**Problem to work on:** Please count the lines in these records that contain "icon" and give only that count.

(Records from a collection)
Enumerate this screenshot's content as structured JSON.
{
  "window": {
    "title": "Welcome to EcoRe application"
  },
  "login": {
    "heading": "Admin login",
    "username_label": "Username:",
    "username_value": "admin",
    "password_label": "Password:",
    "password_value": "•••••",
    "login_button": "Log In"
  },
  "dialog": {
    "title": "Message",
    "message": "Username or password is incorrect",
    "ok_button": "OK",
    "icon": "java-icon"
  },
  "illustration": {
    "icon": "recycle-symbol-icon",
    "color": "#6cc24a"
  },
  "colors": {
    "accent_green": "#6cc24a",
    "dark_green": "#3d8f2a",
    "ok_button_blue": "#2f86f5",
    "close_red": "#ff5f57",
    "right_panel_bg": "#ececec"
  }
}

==

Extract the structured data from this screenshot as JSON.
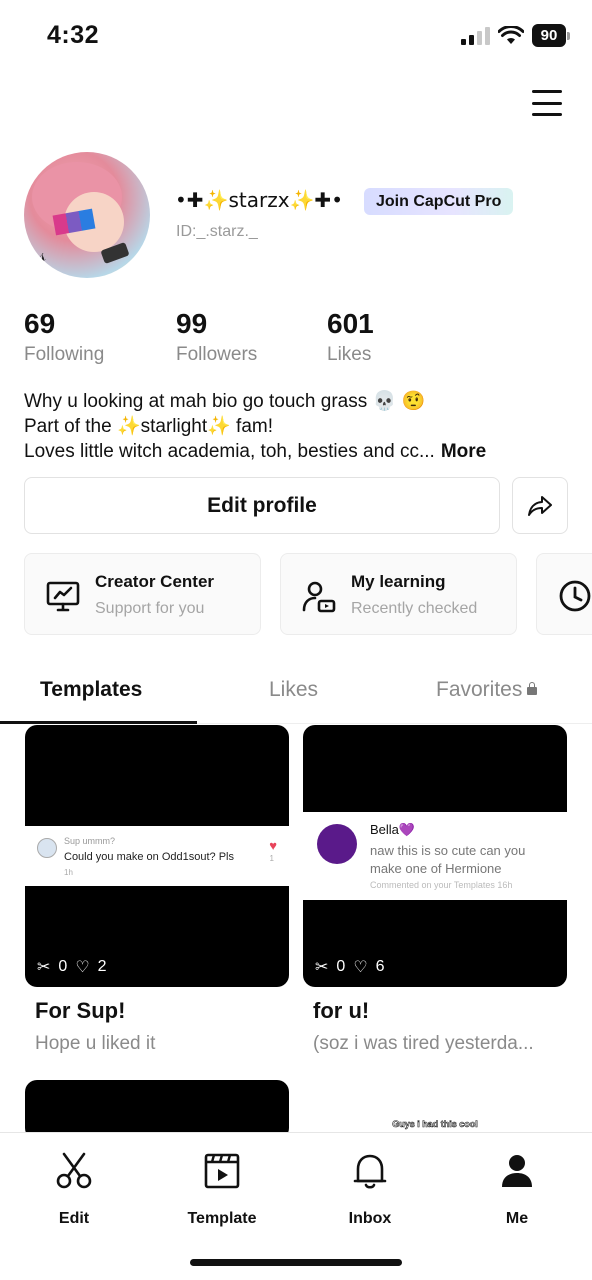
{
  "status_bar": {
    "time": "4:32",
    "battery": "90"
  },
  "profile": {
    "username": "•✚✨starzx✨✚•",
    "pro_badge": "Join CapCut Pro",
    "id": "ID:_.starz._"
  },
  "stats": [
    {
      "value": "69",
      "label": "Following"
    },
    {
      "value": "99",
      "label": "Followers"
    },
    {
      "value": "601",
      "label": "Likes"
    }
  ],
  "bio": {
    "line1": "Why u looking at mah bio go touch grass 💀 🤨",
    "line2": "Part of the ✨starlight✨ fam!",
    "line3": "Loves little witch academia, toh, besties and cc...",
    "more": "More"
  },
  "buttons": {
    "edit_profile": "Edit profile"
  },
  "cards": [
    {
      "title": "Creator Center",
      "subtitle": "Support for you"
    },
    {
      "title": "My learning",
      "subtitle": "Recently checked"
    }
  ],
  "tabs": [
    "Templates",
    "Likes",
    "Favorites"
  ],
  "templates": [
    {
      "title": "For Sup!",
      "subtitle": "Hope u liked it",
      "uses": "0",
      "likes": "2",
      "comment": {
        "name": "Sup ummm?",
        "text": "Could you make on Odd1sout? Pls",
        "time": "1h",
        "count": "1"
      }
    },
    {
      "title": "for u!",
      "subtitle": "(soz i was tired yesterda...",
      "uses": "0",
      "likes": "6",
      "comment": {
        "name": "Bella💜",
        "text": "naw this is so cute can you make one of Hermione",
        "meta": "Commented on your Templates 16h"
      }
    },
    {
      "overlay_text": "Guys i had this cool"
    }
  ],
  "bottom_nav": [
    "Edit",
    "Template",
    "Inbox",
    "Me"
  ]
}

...

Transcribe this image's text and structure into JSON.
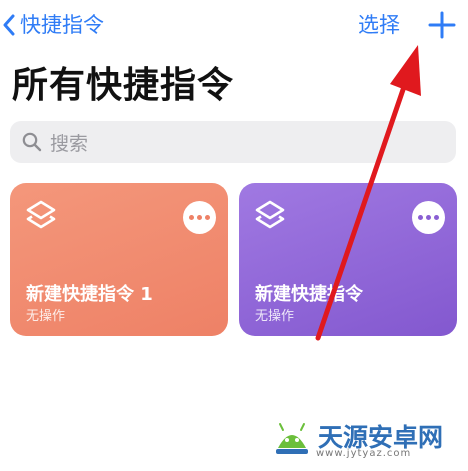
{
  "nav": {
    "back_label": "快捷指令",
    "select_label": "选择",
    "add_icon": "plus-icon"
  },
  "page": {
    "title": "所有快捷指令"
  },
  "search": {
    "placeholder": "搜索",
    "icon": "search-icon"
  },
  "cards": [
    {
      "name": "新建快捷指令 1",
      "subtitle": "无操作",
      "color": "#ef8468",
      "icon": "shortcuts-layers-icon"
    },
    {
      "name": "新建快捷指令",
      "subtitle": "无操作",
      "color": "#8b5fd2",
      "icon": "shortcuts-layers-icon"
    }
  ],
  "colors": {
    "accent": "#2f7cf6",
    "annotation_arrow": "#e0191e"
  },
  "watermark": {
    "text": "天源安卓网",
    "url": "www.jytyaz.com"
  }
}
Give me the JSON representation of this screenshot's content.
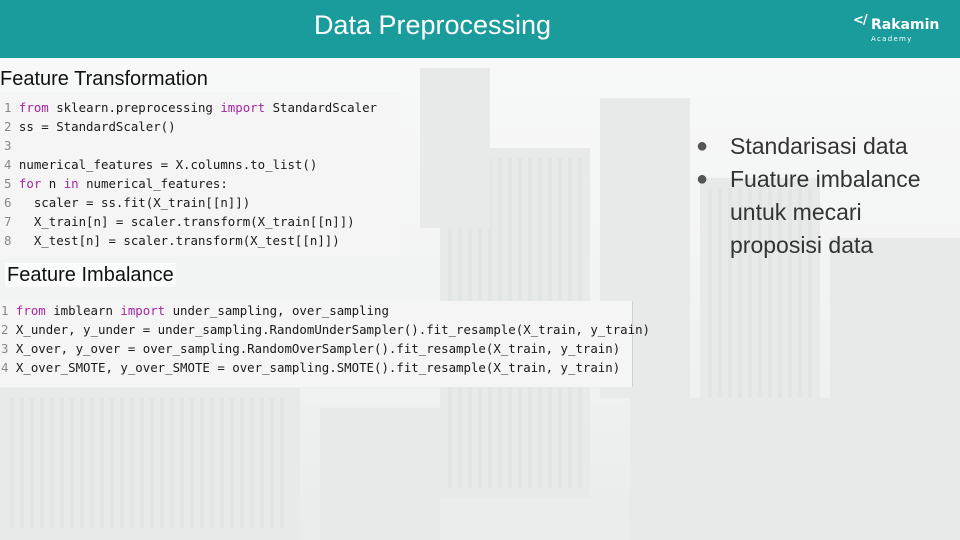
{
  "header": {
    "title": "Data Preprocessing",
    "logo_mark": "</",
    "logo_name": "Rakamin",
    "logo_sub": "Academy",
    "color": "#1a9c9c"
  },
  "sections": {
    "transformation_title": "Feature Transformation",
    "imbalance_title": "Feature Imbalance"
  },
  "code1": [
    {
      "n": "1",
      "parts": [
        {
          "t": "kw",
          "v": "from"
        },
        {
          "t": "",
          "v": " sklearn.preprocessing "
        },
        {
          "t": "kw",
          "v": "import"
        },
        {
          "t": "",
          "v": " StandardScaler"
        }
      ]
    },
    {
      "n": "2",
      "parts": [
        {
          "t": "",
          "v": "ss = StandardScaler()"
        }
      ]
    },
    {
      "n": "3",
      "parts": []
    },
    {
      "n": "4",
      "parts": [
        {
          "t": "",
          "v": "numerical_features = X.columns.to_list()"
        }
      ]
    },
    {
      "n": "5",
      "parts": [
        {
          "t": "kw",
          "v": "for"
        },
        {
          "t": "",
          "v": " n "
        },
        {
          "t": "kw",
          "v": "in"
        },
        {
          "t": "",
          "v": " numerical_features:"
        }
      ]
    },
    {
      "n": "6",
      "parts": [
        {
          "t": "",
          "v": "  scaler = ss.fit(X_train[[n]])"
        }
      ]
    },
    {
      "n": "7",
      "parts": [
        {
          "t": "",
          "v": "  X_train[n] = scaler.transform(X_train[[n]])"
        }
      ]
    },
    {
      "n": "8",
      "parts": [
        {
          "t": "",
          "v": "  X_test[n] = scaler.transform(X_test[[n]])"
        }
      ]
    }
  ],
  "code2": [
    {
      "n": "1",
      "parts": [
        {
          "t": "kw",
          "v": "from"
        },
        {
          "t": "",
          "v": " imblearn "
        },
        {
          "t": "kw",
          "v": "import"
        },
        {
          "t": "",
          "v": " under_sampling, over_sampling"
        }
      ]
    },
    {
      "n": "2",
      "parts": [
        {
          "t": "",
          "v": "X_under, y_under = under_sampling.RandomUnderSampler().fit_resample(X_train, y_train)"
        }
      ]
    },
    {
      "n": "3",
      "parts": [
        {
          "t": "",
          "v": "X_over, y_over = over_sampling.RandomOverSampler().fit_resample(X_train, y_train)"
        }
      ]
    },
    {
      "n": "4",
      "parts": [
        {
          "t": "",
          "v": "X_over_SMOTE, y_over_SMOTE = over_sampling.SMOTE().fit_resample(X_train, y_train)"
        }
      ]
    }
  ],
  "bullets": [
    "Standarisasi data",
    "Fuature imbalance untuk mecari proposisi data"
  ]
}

**Your response:** 6